I believe that all farmers keep the environment in mind. We all work to conserve water, keep our soil quality up, all while reducing pollution. I would even bet that many conventional farmers have a smaller carbon footprint per acre than some organic farms considering all the tillage they have to do to keep up with the weeds, not to mention how many times they go over their fields with pesticides that aren’t as effective. Fuel is fuel. And for organic growers it takes more fuel to get the same nutrients, the same results, as it does conventional. I’m not saying it’s good or bad, but all types of farming practices have their give and take. No matter what kind of farm you have, pests and weeds come along for the ride and they have to be managed.

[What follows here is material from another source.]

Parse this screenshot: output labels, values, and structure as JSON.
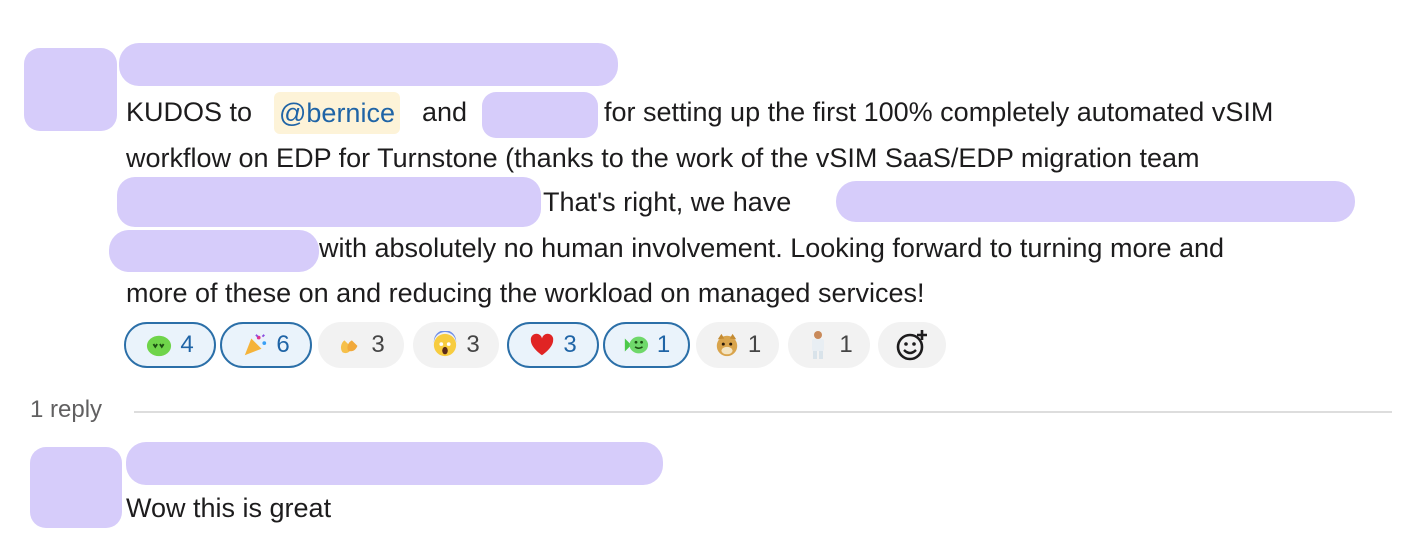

All farmers take care of the land and are some of the biggest environmentalists, I would dare say many were environmentalists before environmentalist was cool. Treating the land well doesn’t just make us feel good, it pays dividends year after year. Our soil gives back what we put in, this knowledge has been in our blood since we were born into this life and later chose it because the passion we have for farming can’t be denied.

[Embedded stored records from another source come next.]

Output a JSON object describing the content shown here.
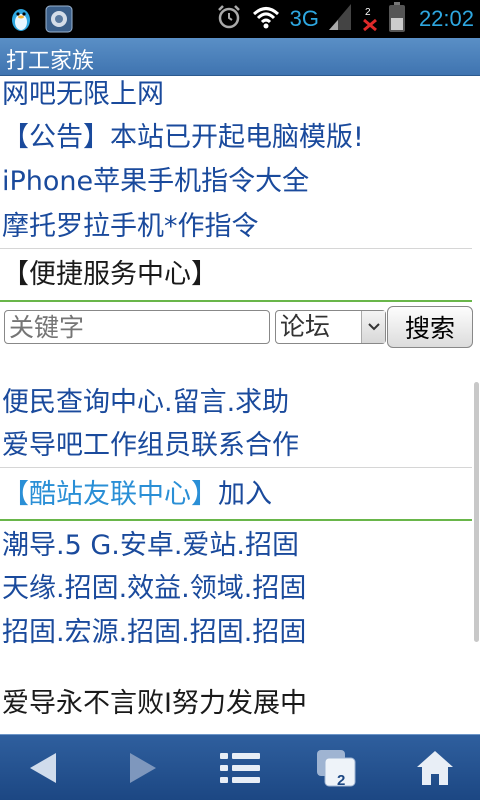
{
  "status_bar": {
    "network": "3G",
    "time": "22:02",
    "notification_badge": "2"
  },
  "title_bar": {
    "title": "打工家族"
  },
  "links_top": [
    "网吧无限上网",
    "【公告】本站已开起电脑模版!",
    "iPhone苹果手机指令大全",
    "摩托罗拉手机*作指令"
  ],
  "service_center": {
    "title": "【便捷服务中心】"
  },
  "search": {
    "placeholder": "关键字",
    "select_value": "论坛",
    "button_label": "搜索"
  },
  "links_middle": [
    "便民查询中心.留言.求助",
    "爱导吧工作组员联系合作"
  ],
  "friend_links": {
    "title": "【酷站友联中心】",
    "join_label": "加入",
    "rows": [
      "潮导.5 G.安卓.爱站.招固",
      "天缘.招固.效益.领域.招固",
      "招固.宏源.招固.招固.招固"
    ]
  },
  "slogan": "爱导永不言败I努力发展中",
  "bottom_bar": {
    "tab_count": "2"
  },
  "colors": {
    "link": "#1a4a9c",
    "title_bar": "#4a80bb",
    "separator_green": "#69b64a",
    "accent_blue": "#2a8fd6"
  }
}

Just a few examples would be our crop rotation that allows us to give the soil a break from the same crop over and over again. We use no till and minimum tillage practices when we can to also allow beetles and worms to continue working hard for us under the soil surface. This also reduces our carbon footprint, saves us money in fuel, and decreases tractor wear and tear. When we do work the ground we do it with as little compaction as possible, because it’s good for soil structure and our plants don’t want to grow in compacted soil that isn’t healthy. We mulch around hazelnut trees when they are small to conserve water through the summer. We plant cover crop in areas with high water washing through to save our topsoil. We have a state of the art irrigation system that allows us to get the exact amount of water where we need it in a timely manner. Really the list goes on and on. And these are things that all farmers do, because I’ll say it again, if we don’t treat our land well it won’t treat us well, and that puts a farmer out of business very quickly.

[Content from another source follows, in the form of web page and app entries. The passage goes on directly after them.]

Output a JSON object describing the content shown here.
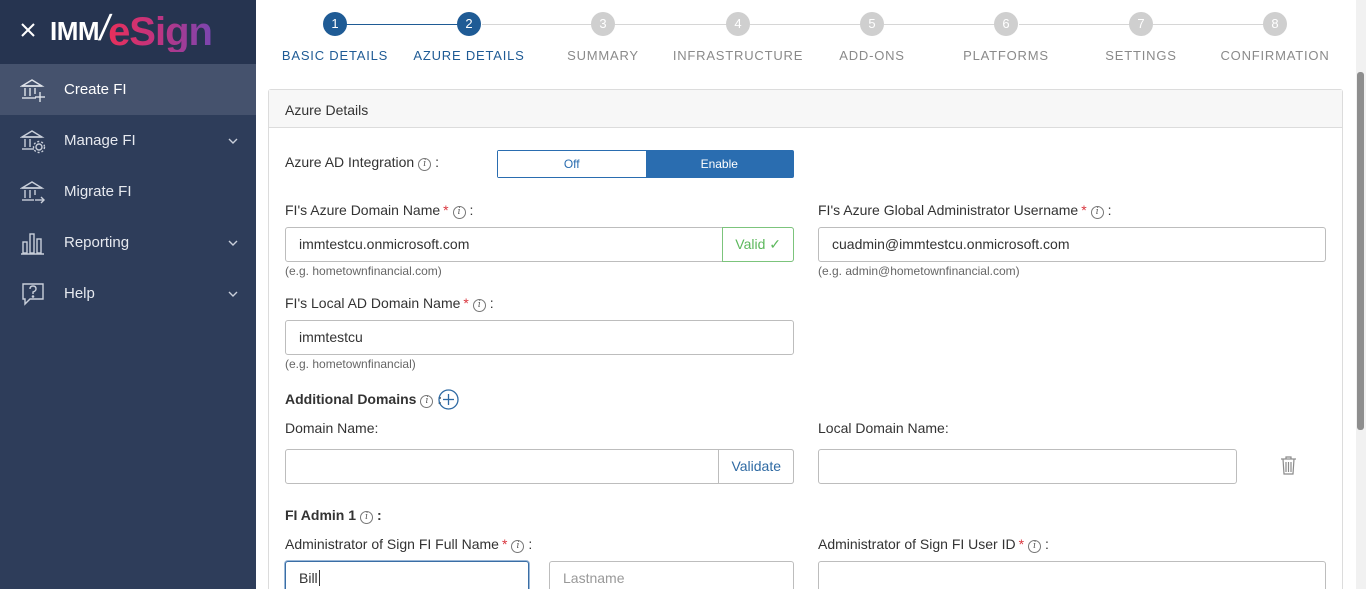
{
  "sidebar": {
    "logo_primary": "IMM",
    "logo_slash": "/",
    "logo_secondary": "eSign",
    "items": [
      {
        "label": "Create FI",
        "icon": "bank-plus-icon",
        "active": true
      },
      {
        "label": "Manage FI",
        "icon": "bank-gear-icon",
        "expandable": true
      },
      {
        "label": "Migrate FI",
        "icon": "bank-arrow-icon"
      },
      {
        "label": "Reporting",
        "icon": "bar-chart-icon",
        "expandable": true
      },
      {
        "label": "Help",
        "icon": "help-bubble-icon",
        "expandable": true
      }
    ]
  },
  "stepper": {
    "steps": [
      {
        "num": "1",
        "label": "BASIC DETAILS",
        "done": true
      },
      {
        "num": "2",
        "label": "AZURE DETAILS",
        "done": true
      },
      {
        "num": "3",
        "label": "SUMMARY",
        "done": false
      },
      {
        "num": "4",
        "label": "INFRASTRUCTURE",
        "done": false
      },
      {
        "num": "5",
        "label": "ADD-ONS",
        "done": false
      },
      {
        "num": "6",
        "label": "PLATFORMS",
        "done": false
      },
      {
        "num": "7",
        "label": "SETTINGS",
        "done": false
      },
      {
        "num": "8",
        "label": "CONFIRMATION",
        "done": false
      }
    ]
  },
  "form": {
    "title": "Azure Details",
    "azure_ad": {
      "label": "Azure AD Integration",
      "suffix": ":",
      "off_label": "Off",
      "on_label": "Enable",
      "value": "Enable"
    },
    "domain_name": {
      "label": "FI's Azure Domain Name",
      "suffix": ":",
      "value": "immtestcu.onmicrosoft.com",
      "status": "Valid ✓",
      "hint": "(e.g. hometownfinancial.com)"
    },
    "global_admin": {
      "label": "FI's Azure Global Administrator Username",
      "suffix": ":",
      "value": "cuadmin@immtestcu.onmicrosoft.com",
      "hint": "(e.g. admin@hometownfinancial.com)"
    },
    "local_domain": {
      "label": "FI's Local AD Domain Name",
      "suffix": ":",
      "value": "immtestcu",
      "hint": "(e.g. hometownfinancial)"
    },
    "additional_domains": {
      "label": "Additional Domains",
      "suffix": ":"
    },
    "domain_row": {
      "domain_label": "Domain Name:",
      "validate_label": "Validate",
      "local_label": "Local Domain Name:",
      "domain_value": "",
      "local_value": ""
    },
    "fi_admin": {
      "label": "FI Admin 1",
      "suffix": ":"
    },
    "admin_fullname": {
      "label": "Administrator of Sign FI Full Name",
      "suffix": ":",
      "first_value": "Bill",
      "last_placeholder": "Lastname"
    },
    "admin_userid": {
      "label": "Administrator of Sign FI User ID",
      "suffix": ":",
      "value": ""
    }
  },
  "colors": {
    "sidebar": "#2e3d5a",
    "accent": "#1f5b95",
    "valid": "#5cb85c",
    "required": "#d9363e"
  }
}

Even after all of these claims, here is the biggest frustration that I have, this nurse, who I am sure if very competent in her field, wrote this article without any sources and any input from farmers!! Yet people from across this state are reading her words and taking it at face value. In my opinion there is no excuse for putting an article out there for the public to see without any input from the people that actually do the work. I would be extremely skeptical if I read an article about nursing that was written by a farmer, without any input from someone in the actual field. While the urban and rural divide may be getting larger in the sense of understanding of what the other is doing, physically we have never been more close neighbors than before, especially in the Willamette Valley here in Oregon. I really hope that this article prompted more people to ask questions, to reach out to farmers, instead to just reach for the organic blueberries in the grocery store without any hesitation.
I have said it before and I will say it again. I don’t mean to be down playing the value of organic agriculture is having in Oregon. It’s a viable and growing market that does well for our state and many of our state’s farmers. But let’s not try to hurt the conventional farmers just to increase the market share of organic farmers. There is room for all types of agriculture in this state, because we have a lot of mouths to feed, and we as consumers have more choices than ever as to what we feed to our families. Let’s try to reach more for fruits and veggies rather than french fries and milkshakes. That in the end would do more for the health of our families than any amount of organic versus conventional decision.